▸ **Problem statement**: When a line below holds the string "JSON", show that line.

Start of Record set

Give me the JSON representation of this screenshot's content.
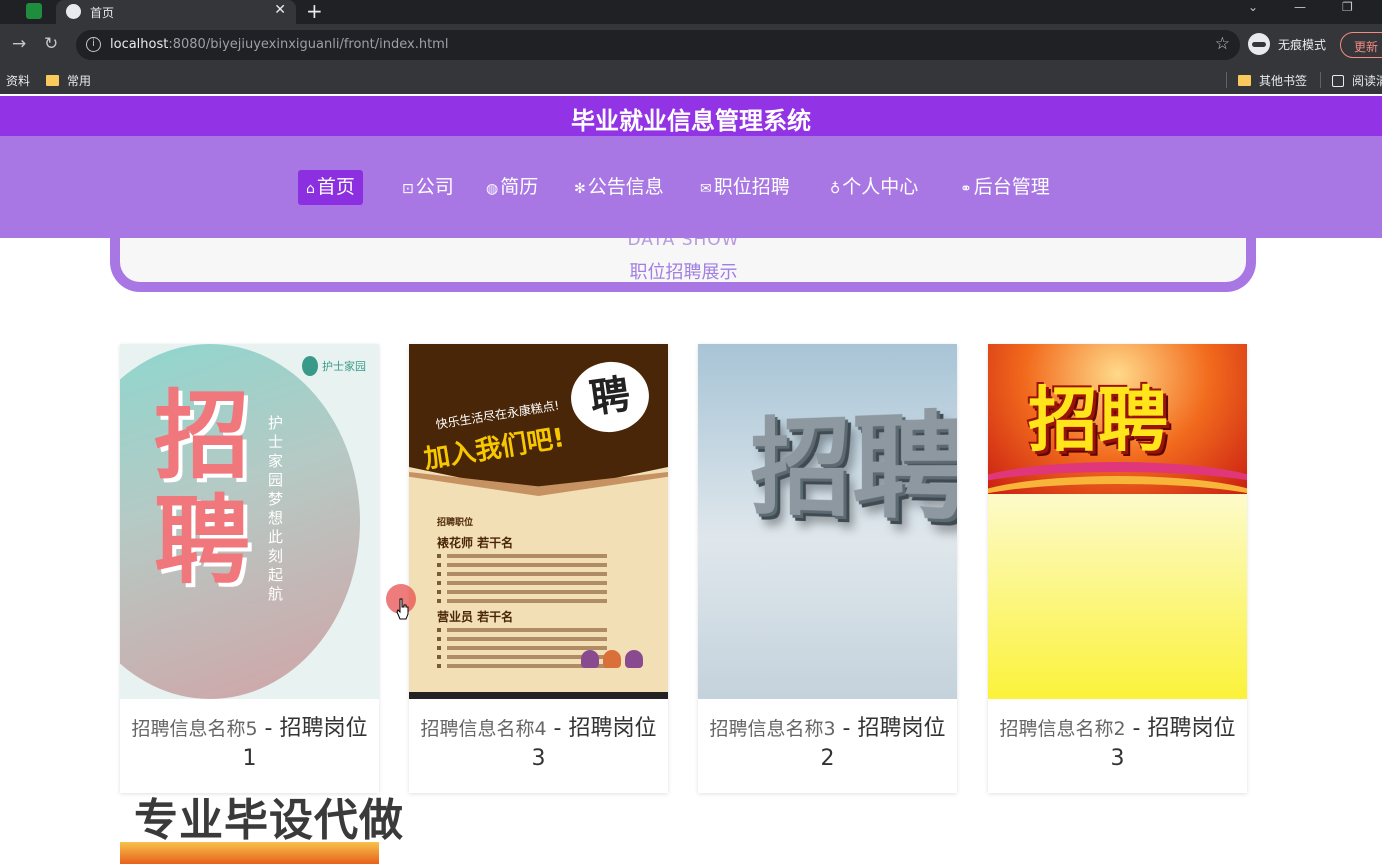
{
  "browser": {
    "tab_title": "首页",
    "url_host": "localhost",
    "url_rest": ":8080/biyejiuyexinxiguanli/front/index.html",
    "incognito_label": "无痕模式",
    "update_label": "更新",
    "bookmarks": [
      "资料",
      "常用"
    ],
    "bookmarks_right": [
      "其他书签",
      "阅读清"
    ]
  },
  "site": {
    "title": "毕业就业信息管理系统",
    "nav": [
      {
        "icon": "⌂",
        "label": "首页",
        "active": true
      },
      {
        "icon": "⊡",
        "label": "公司"
      },
      {
        "icon": "◍",
        "label": "简历"
      },
      {
        "icon": "✻",
        "label": "公告信息"
      },
      {
        "icon": "✉",
        "label": "职位招聘"
      },
      {
        "icon": "♁",
        "label": "个人中心"
      },
      {
        "icon": "⚭",
        "label": "后台管理"
      }
    ]
  },
  "section": {
    "en": "DATA SHOW",
    "zh": "职位招聘展示"
  },
  "cards": [
    {
      "name": "招聘信息名称5",
      "sep": " - ",
      "title": "招聘岗位1",
      "poster": {
        "big": "招聘",
        "vertical": "护士家园 梦想此刻起航",
        "logo": "护士家园"
      }
    },
    {
      "name": "招聘信息名称4",
      "sep": " - ",
      "title": "招聘岗位3",
      "poster": {
        "bubble": "聘",
        "small": "快乐生活尽在永康糕点!",
        "slogan": "加入我们吧!",
        "heading": "招聘职位",
        "job1": "裱花师 若干名",
        "job2": "营业员 若干名"
      }
    },
    {
      "name": "招聘信息名称3",
      "sep": " - ",
      "title": "招聘岗位2",
      "poster": {
        "big": "招聘"
      }
    },
    {
      "name": "招聘信息名称2",
      "sep": " - ",
      "title": "招聘岗位3",
      "poster": {
        "big": "招聘"
      }
    }
  ],
  "overlay": {
    "watermark": "专业毕设代做"
  },
  "colors": {
    "header": "#9333e6",
    "nav": "#a877e4",
    "nav_active": "#8b2fe0"
  }
}
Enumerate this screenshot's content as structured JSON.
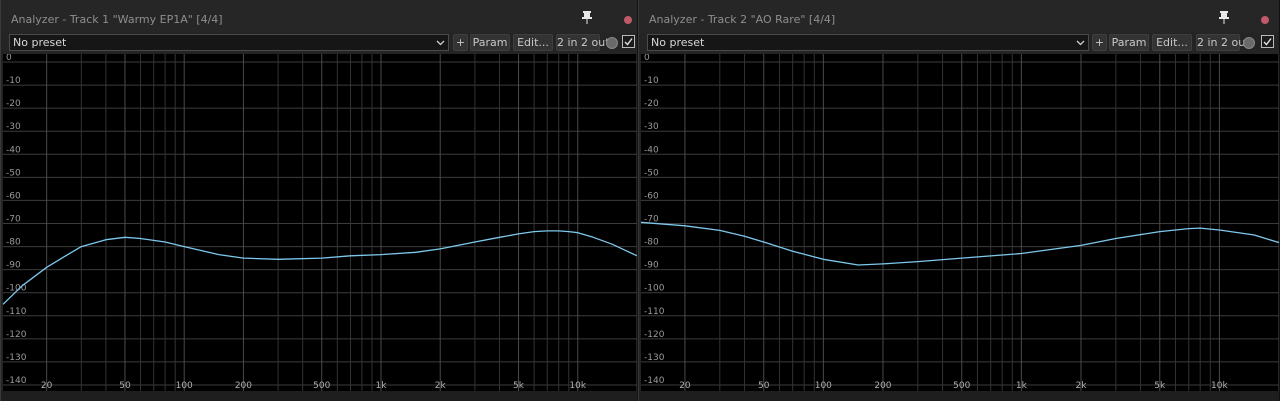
{
  "windows": [
    {
      "title": "Analyzer - Track 1 \"Warmy EP1A\" [4/4]",
      "preset": "No preset",
      "buttons": {
        "add": "+",
        "param": "Param",
        "edit": "Edit...",
        "routing": "2 in 2 out"
      },
      "enabled": true
    },
    {
      "title": "Analyzer - Track 2 \"AO Rare\" [4/4]",
      "preset": "No preset",
      "buttons": {
        "add": "+",
        "param": "Param",
        "edit": "Edit...",
        "routing": "2 in 2 out"
      },
      "enabled": true
    }
  ],
  "colors": {
    "accent_curve": "#7ec8ec",
    "close_dot": "#c05a6a"
  },
  "icons": [
    "pin-icon",
    "close-icon",
    "chevron-down-icon",
    "knob-icon",
    "checkbox-icon"
  ],
  "chart_data": [
    {
      "type": "line",
      "x_scale": "log",
      "xlim": [
        12,
        20000
      ],
      "ylim": [
        -140,
        0
      ],
      "y_ticks": [
        "0",
        "-10",
        "-20",
        "-30",
        "-40",
        "-50",
        "-60",
        "-70",
        "-80",
        "-90",
        "-100",
        "-110",
        "-120",
        "-130",
        "-140"
      ],
      "x_ticks": [
        "20",
        "50",
        "100",
        "200",
        "500",
        "1k",
        "2k",
        "5k",
        "10k"
      ],
      "grid": true,
      "series": [
        {
          "x": [
            12,
            15,
            20,
            25,
            30,
            40,
            50,
            60,
            80,
            100,
            150,
            200,
            300,
            500,
            700,
            1000,
            1500,
            2000,
            3000,
            4000,
            5000,
            6000,
            7000,
            8000,
            9000,
            10000,
            12000,
            15000,
            20000
          ],
          "values": [
            -105,
            -97,
            -89,
            -84,
            -80,
            -77,
            -76,
            -76.5,
            -78,
            -80,
            -83.5,
            -85,
            -85.5,
            -85,
            -84,
            -83.5,
            -82.5,
            -81,
            -78,
            -76,
            -74.5,
            -73.5,
            -73.2,
            -73.2,
            -73.5,
            -74,
            -76,
            -79,
            -84
          ]
        }
      ]
    },
    {
      "type": "line",
      "x_scale": "log",
      "xlim": [
        12,
        20000
      ],
      "ylim": [
        -140,
        0
      ],
      "y_ticks": [
        "0",
        "-10",
        "-20",
        "-30",
        "-40",
        "-50",
        "-60",
        "-70",
        "-80",
        "-90",
        "-100",
        "-110",
        "-120",
        "-130",
        "-140"
      ],
      "x_ticks": [
        "20",
        "50",
        "100",
        "200",
        "500",
        "1k",
        "2k",
        "5k",
        "10k"
      ],
      "grid": true,
      "series": [
        {
          "x": [
            12,
            20,
            30,
            40,
            50,
            70,
            100,
            150,
            200,
            300,
            500,
            1000,
            2000,
            3000,
            5000,
            7000,
            8000,
            10000,
            15000,
            20000
          ],
          "values": [
            -69.5,
            -71,
            -73,
            -75.5,
            -78,
            -82,
            -85.5,
            -88,
            -87.5,
            -86.5,
            -85,
            -83,
            -79.5,
            -76.5,
            -73.5,
            -72.2,
            -72,
            -72.8,
            -75,
            -78.3
          ]
        }
      ]
    }
  ]
}
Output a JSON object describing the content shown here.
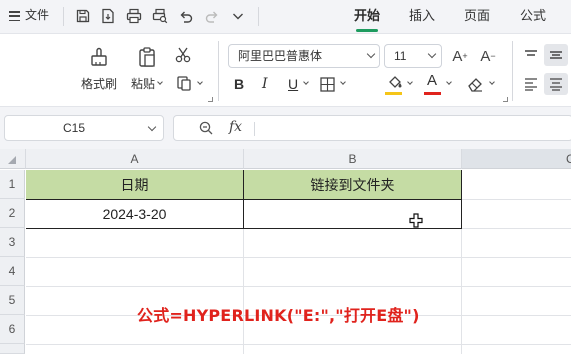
{
  "menu": {
    "file_label": "文件",
    "tabs": [
      {
        "label": "开始",
        "active": true
      },
      {
        "label": "插入",
        "active": false
      },
      {
        "label": "页面",
        "active": false
      },
      {
        "label": "公式",
        "active": false
      }
    ],
    "quick_icons": [
      "save-icon",
      "export-pdf-icon",
      "print-icon",
      "print-preview-icon",
      "undo-icon",
      "redo-icon",
      "more-chevron-icon"
    ]
  },
  "ribbon": {
    "format_painter_label": "格式刷",
    "paste_label": "粘贴",
    "font_name": "阿里巴巴普惠体",
    "font_size": "11",
    "bold": "B",
    "italic": "I",
    "underline": "U",
    "fill_color": "#f5c518",
    "font_color": "#e0231d"
  },
  "formula_bar": {
    "name_box": "C15",
    "fx": "fx",
    "content": ""
  },
  "sheet": {
    "columns": [
      "A",
      "B",
      "C"
    ],
    "rows": [
      "1",
      "2",
      "3",
      "4",
      "5",
      "6"
    ],
    "header_fill": "#c5dca4",
    "cells": {
      "A1": "日期",
      "B1": "链接到文件夹",
      "A2": "2024-3-20",
      "B2": ""
    }
  },
  "annotation": "公式=HYPERLINK(\"E:\",\"打开E盘\")"
}
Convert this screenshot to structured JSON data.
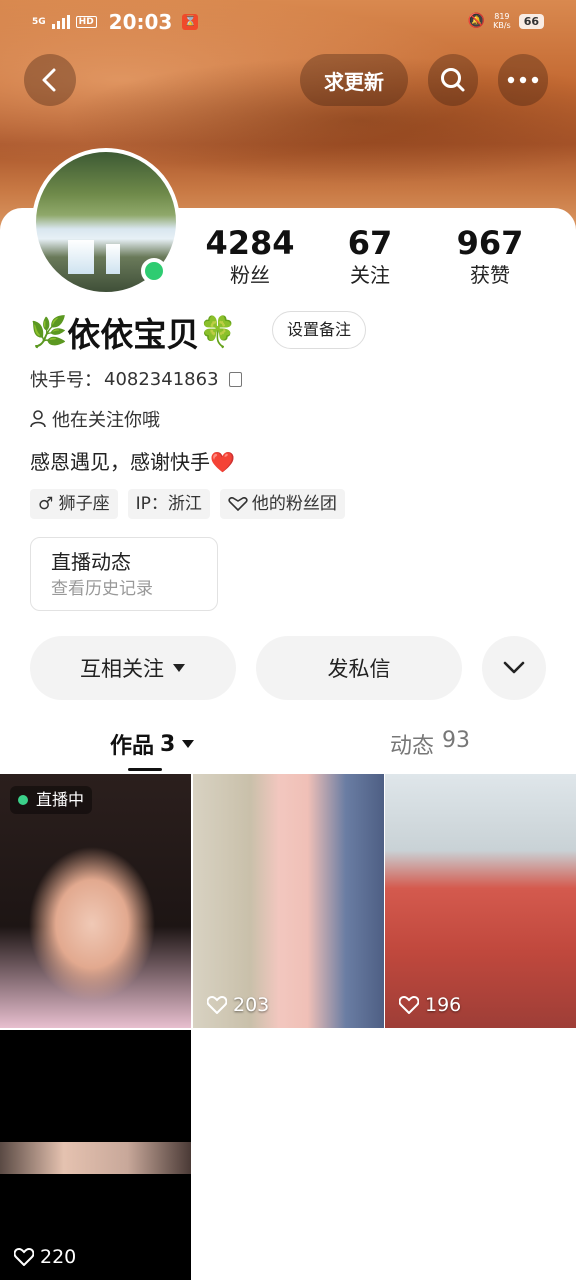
{
  "status_bar": {
    "network": "5G",
    "hd": "HD",
    "time": "20:03",
    "app_badge": "⌛",
    "speed_value": "819",
    "speed_unit": "KB/s",
    "battery": "66"
  },
  "header": {
    "update_button": "求更新"
  },
  "profile": {
    "stats": [
      {
        "value": "4284",
        "label": "粉丝"
      },
      {
        "value": "67",
        "label": "关注"
      },
      {
        "value": "967",
        "label": "获赞"
      }
    ],
    "name_prefix": "🌿",
    "name": "依依宝贝",
    "name_suffix": "🍀",
    "remark_button": "设置备注",
    "kuaishou_id_label": "快手号：",
    "kuaishou_id": "4082341863",
    "follows_you": "他在关注你哦",
    "bio": "感恩遇见，感谢快手",
    "bio_emoji": "❤️",
    "tags": [
      "♂ 狮子座",
      "IP：浙江",
      "他的粉丝团"
    ]
  },
  "live_card": {
    "title": "直播动态",
    "subtitle": "查看历史记录"
  },
  "actions": {
    "mutual_follow": "互相关注",
    "message": "发私信"
  },
  "tabs": [
    {
      "label": "作品",
      "count": "3"
    },
    {
      "label": "动态",
      "count": "93"
    }
  ],
  "works": [
    {
      "badge": "直播中",
      "likes": ""
    },
    {
      "badge": "",
      "likes": "203"
    },
    {
      "badge": "",
      "likes": "196"
    },
    {
      "badge": "",
      "likes": "220"
    }
  ],
  "colors": {
    "online": "#2ecc71",
    "live_dot": "#3bd18a",
    "heart": "#e02020"
  }
}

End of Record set

▸ **Written response**:
Give me the JSON representation of this screenshot's content.
Enumerate this screenshot's content as structured JSON.
Output a JSON object describing the content shown here.
Convert this screenshot to structured JSON data.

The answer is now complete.